The official lottery is a government-run game in which people buy tickets with a set of numbers. The lottery then randomly picks a set of numbers, and if those numbers match the ones on the ticket, the person wins some money.
The lottery is a form of gambling that has been around for centuries. In Europe, lotteries are often used to raise money for public services or defense. In the United States, they are usually aimed at raising money for public education.
Lottery games in the United States range from scratch cards to instant tickets. Several games, including Powerball and Mega Millions, offer jackpots that can be millions of dollars.
Some state-run lotteries also have games that allow people to play without spending any money, such as Keno. These games may offer more opportunities to win, but can be less exciting than traditional lotteries.
Unlike most other forms of gambling, official lottery games are not banned in most countries, but some governments do regulate them to ensure that they are safe and fair.
Many people believe that the state lottery is a good way to raise money for public services, but opponents point out that the lottery doesn’t necessarily help the poor and minorities. It can also encourage people to gamble more than they should, resulting in financial problems that are hard to deal with.
Until the government starts to monitor state-run lotteries more closely, they can cause harm to vulnerable groups and people who are already struggling financially.

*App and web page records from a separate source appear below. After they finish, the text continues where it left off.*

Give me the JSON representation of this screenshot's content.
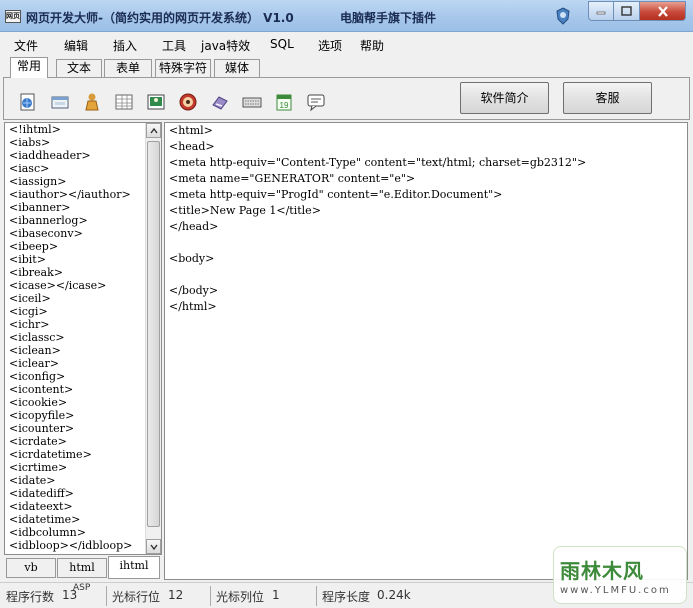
{
  "window": {
    "title": "网页开发大师-（简约实用的网页开发系统） V1.0",
    "plugin_label": "电脑帮手旗下插件",
    "app_icon_text": "网页"
  },
  "menu": [
    "文件",
    "编辑",
    "插入",
    "工具",
    "java特效",
    "SQL",
    "选项",
    "帮助"
  ],
  "tabs": [
    {
      "label": "常用",
      "active": true
    },
    {
      "label": "文本",
      "active": false
    },
    {
      "label": "表单",
      "active": false
    },
    {
      "label": "特殊字符",
      "active": false
    },
    {
      "label": "媒体",
      "active": false
    }
  ],
  "toolbar": {
    "icons": [
      "html-page-icon",
      "frame-icon",
      "person-icon",
      "table-grid-icon",
      "image-icon",
      "media-disc-icon",
      "link-icon",
      "keyboard-icon",
      "calendar-icon",
      "comment-icon"
    ],
    "calendar_day": "19",
    "intro_button": "软件简介",
    "service_button": "客服"
  },
  "tag_list": [
    "<!ihtml>",
    "<iabs>",
    "<iaddheader>",
    "<iasc>",
    "<iassign>",
    "<iauthor></iauthor>",
    "<ibanner>",
    "<ibannerlog>",
    "<ibaseconv>",
    "<ibeep>",
    "<ibit>",
    "<ibreak>",
    "<icase></icase>",
    "<iceil>",
    "<icgi>",
    "<ichr>",
    "<iclassc>",
    "<iclean>",
    "<iclear>",
    "<iconfig>",
    "<icontent>",
    "<icookie>",
    "<icopyfile>",
    "<icounter>",
    "<icrdate>",
    "<icrdatetime>",
    "<icrtime>",
    "<idate>",
    "<idatediff>",
    "<idateext>",
    "<idatetime>",
    "<idbcolumn>",
    "<idbloop></idbloop>"
  ],
  "list_tabs": [
    {
      "label": "vb",
      "active": false
    },
    {
      "label": "html",
      "active": false
    },
    {
      "label": "ihtml",
      "active": true
    }
  ],
  "editor_lines": [
    "<html>",
    "<head>",
    "<meta http-equiv=\"Content-Type\" content=\"text/html; charset=gb2312\">",
    "<meta name=\"GENERATOR\" content=\"e\">",
    "<meta http-equiv=\"ProgId\" content=\"e.Editor.Document\">",
    "<title>New Page 1</title>",
    "</head>",
    "",
    "<body>",
    "",
    "</body>",
    "</html>"
  ],
  "status": {
    "rows_label": "程序行数",
    "rows_value": "13",
    "cursor_row_label": "光标行位",
    "cursor_row_value": "12",
    "cursor_col_label": "光标列位",
    "cursor_col_value": "1",
    "length_label": "程序长度",
    "length_value": "0.24k",
    "mode_label": "ASP"
  },
  "watermark": {
    "text": "雨林木风",
    "url": "www.YLMFU.com"
  }
}
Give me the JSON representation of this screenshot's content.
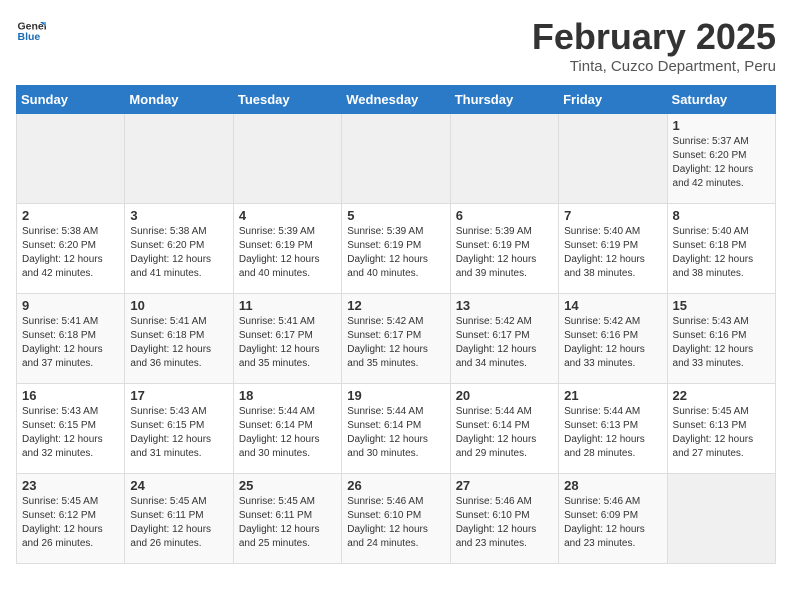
{
  "logo": {
    "general": "General",
    "blue": "Blue"
  },
  "title": "February 2025",
  "subtitle": "Tinta, Cuzco Department, Peru",
  "days_of_week": [
    "Sunday",
    "Monday",
    "Tuesday",
    "Wednesday",
    "Thursday",
    "Friday",
    "Saturday"
  ],
  "weeks": [
    [
      {
        "day": "",
        "info": ""
      },
      {
        "day": "",
        "info": ""
      },
      {
        "day": "",
        "info": ""
      },
      {
        "day": "",
        "info": ""
      },
      {
        "day": "",
        "info": ""
      },
      {
        "day": "",
        "info": ""
      },
      {
        "day": "1",
        "info": "Sunrise: 5:37 AM\nSunset: 6:20 PM\nDaylight: 12 hours\nand 42 minutes."
      }
    ],
    [
      {
        "day": "2",
        "info": "Sunrise: 5:38 AM\nSunset: 6:20 PM\nDaylight: 12 hours\nand 42 minutes."
      },
      {
        "day": "3",
        "info": "Sunrise: 5:38 AM\nSunset: 6:20 PM\nDaylight: 12 hours\nand 41 minutes."
      },
      {
        "day": "4",
        "info": "Sunrise: 5:39 AM\nSunset: 6:19 PM\nDaylight: 12 hours\nand 40 minutes."
      },
      {
        "day": "5",
        "info": "Sunrise: 5:39 AM\nSunset: 6:19 PM\nDaylight: 12 hours\nand 40 minutes."
      },
      {
        "day": "6",
        "info": "Sunrise: 5:39 AM\nSunset: 6:19 PM\nDaylight: 12 hours\nand 39 minutes."
      },
      {
        "day": "7",
        "info": "Sunrise: 5:40 AM\nSunset: 6:19 PM\nDaylight: 12 hours\nand 38 minutes."
      },
      {
        "day": "8",
        "info": "Sunrise: 5:40 AM\nSunset: 6:18 PM\nDaylight: 12 hours\nand 38 minutes."
      }
    ],
    [
      {
        "day": "9",
        "info": "Sunrise: 5:41 AM\nSunset: 6:18 PM\nDaylight: 12 hours\nand 37 minutes."
      },
      {
        "day": "10",
        "info": "Sunrise: 5:41 AM\nSunset: 6:18 PM\nDaylight: 12 hours\nand 36 minutes."
      },
      {
        "day": "11",
        "info": "Sunrise: 5:41 AM\nSunset: 6:17 PM\nDaylight: 12 hours\nand 35 minutes."
      },
      {
        "day": "12",
        "info": "Sunrise: 5:42 AM\nSunset: 6:17 PM\nDaylight: 12 hours\nand 35 minutes."
      },
      {
        "day": "13",
        "info": "Sunrise: 5:42 AM\nSunset: 6:17 PM\nDaylight: 12 hours\nand 34 minutes."
      },
      {
        "day": "14",
        "info": "Sunrise: 5:42 AM\nSunset: 6:16 PM\nDaylight: 12 hours\nand 33 minutes."
      },
      {
        "day": "15",
        "info": "Sunrise: 5:43 AM\nSunset: 6:16 PM\nDaylight: 12 hours\nand 33 minutes."
      }
    ],
    [
      {
        "day": "16",
        "info": "Sunrise: 5:43 AM\nSunset: 6:15 PM\nDaylight: 12 hours\nand 32 minutes."
      },
      {
        "day": "17",
        "info": "Sunrise: 5:43 AM\nSunset: 6:15 PM\nDaylight: 12 hours\nand 31 minutes."
      },
      {
        "day": "18",
        "info": "Sunrise: 5:44 AM\nSunset: 6:14 PM\nDaylight: 12 hours\nand 30 minutes."
      },
      {
        "day": "19",
        "info": "Sunrise: 5:44 AM\nSunset: 6:14 PM\nDaylight: 12 hours\nand 30 minutes."
      },
      {
        "day": "20",
        "info": "Sunrise: 5:44 AM\nSunset: 6:14 PM\nDaylight: 12 hours\nand 29 minutes."
      },
      {
        "day": "21",
        "info": "Sunrise: 5:44 AM\nSunset: 6:13 PM\nDaylight: 12 hours\nand 28 minutes."
      },
      {
        "day": "22",
        "info": "Sunrise: 5:45 AM\nSunset: 6:13 PM\nDaylight: 12 hours\nand 27 minutes."
      }
    ],
    [
      {
        "day": "23",
        "info": "Sunrise: 5:45 AM\nSunset: 6:12 PM\nDaylight: 12 hours\nand 26 minutes."
      },
      {
        "day": "24",
        "info": "Sunrise: 5:45 AM\nSunset: 6:11 PM\nDaylight: 12 hours\nand 26 minutes."
      },
      {
        "day": "25",
        "info": "Sunrise: 5:45 AM\nSunset: 6:11 PM\nDaylight: 12 hours\nand 25 minutes."
      },
      {
        "day": "26",
        "info": "Sunrise: 5:46 AM\nSunset: 6:10 PM\nDaylight: 12 hours\nand 24 minutes."
      },
      {
        "day": "27",
        "info": "Sunrise: 5:46 AM\nSunset: 6:10 PM\nDaylight: 12 hours\nand 23 minutes."
      },
      {
        "day": "28",
        "info": "Sunrise: 5:46 AM\nSunset: 6:09 PM\nDaylight: 12 hours\nand 23 minutes."
      },
      {
        "day": "",
        "info": ""
      }
    ]
  ]
}
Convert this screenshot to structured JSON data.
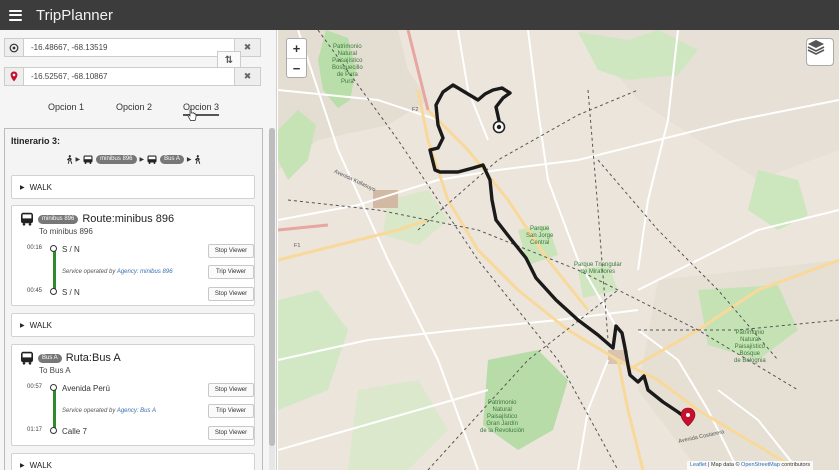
{
  "app": {
    "title": "TripPlanner"
  },
  "origin": {
    "value": "-16.48667, -68.13519"
  },
  "destination": {
    "value": "-16.52567, -68.10867"
  },
  "tabs": [
    {
      "label": "Opcion 1"
    },
    {
      "label": "Opcion 2"
    },
    {
      "label": "Opcion 3"
    }
  ],
  "itinerary": {
    "title": "Itinerario 3:",
    "summary_badges": [
      "minibus 896",
      "Bus A"
    ],
    "walk_label": "WALK",
    "legs": [
      {
        "badge": "minibus 896",
        "route": "Route:minibus 896",
        "to": "To minibus 896",
        "start_time": "00:16",
        "start_stop": "S / N",
        "end_time": "00:45",
        "end_stop": "S / N",
        "service_prefix": "Service operated by",
        "agency": "Agency: minibus 896"
      },
      {
        "badge": "Bus A",
        "route": "Ruta:Bus A",
        "to": "To Bus A",
        "start_time": "00:57",
        "start_stop": "Avenida Perú",
        "end_time": "01:17",
        "end_stop": "Calle 7",
        "service_prefix": "Service operated by",
        "agency": "Agency: Bus A"
      }
    ],
    "stop_viewer_label": "Stop Viewer",
    "trip_viewer_label": "Trip Viewer"
  },
  "map": {
    "zoom_in": "+",
    "zoom_out": "−",
    "labels": {
      "park_north": "Patrimonio\nNatural\nPaisajístico\nBosquecillo\nde Pura\nPura",
      "park_south": "Patrimonio\nNatural\nPaisajístico\nGran Jardín\nde la Revolución",
      "park_east": "Patrimonio\nNatural\nPaisajístico\nBosque\nde Bolognia",
      "san_jorge": "Parque\nSan Jorge\nCentral",
      "triangular": "Parque Triangular\nde Miraflores",
      "f2": "F2",
      "f1": "F1",
      "avenida_kollasuyo": "Avenida Kollasuyo",
      "avenida_costanera": "Avenida Costanera"
    },
    "attribution": {
      "leaflet": "Leaflet",
      "sep": " | Map data © ",
      "osm": "OpenStreetMap",
      "rest": " contributors"
    }
  },
  "colors": {
    "topbar": "#3c3c3c",
    "route_line": "#1a1a1a",
    "stop_line": "#2f8a2f",
    "destination_marker": "#c8102e",
    "agency_link": "#3a6fb0"
  }
}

Some states with lotteries have reported an increase in gambling addiction, and some have found that they can be detrimental to children’s health.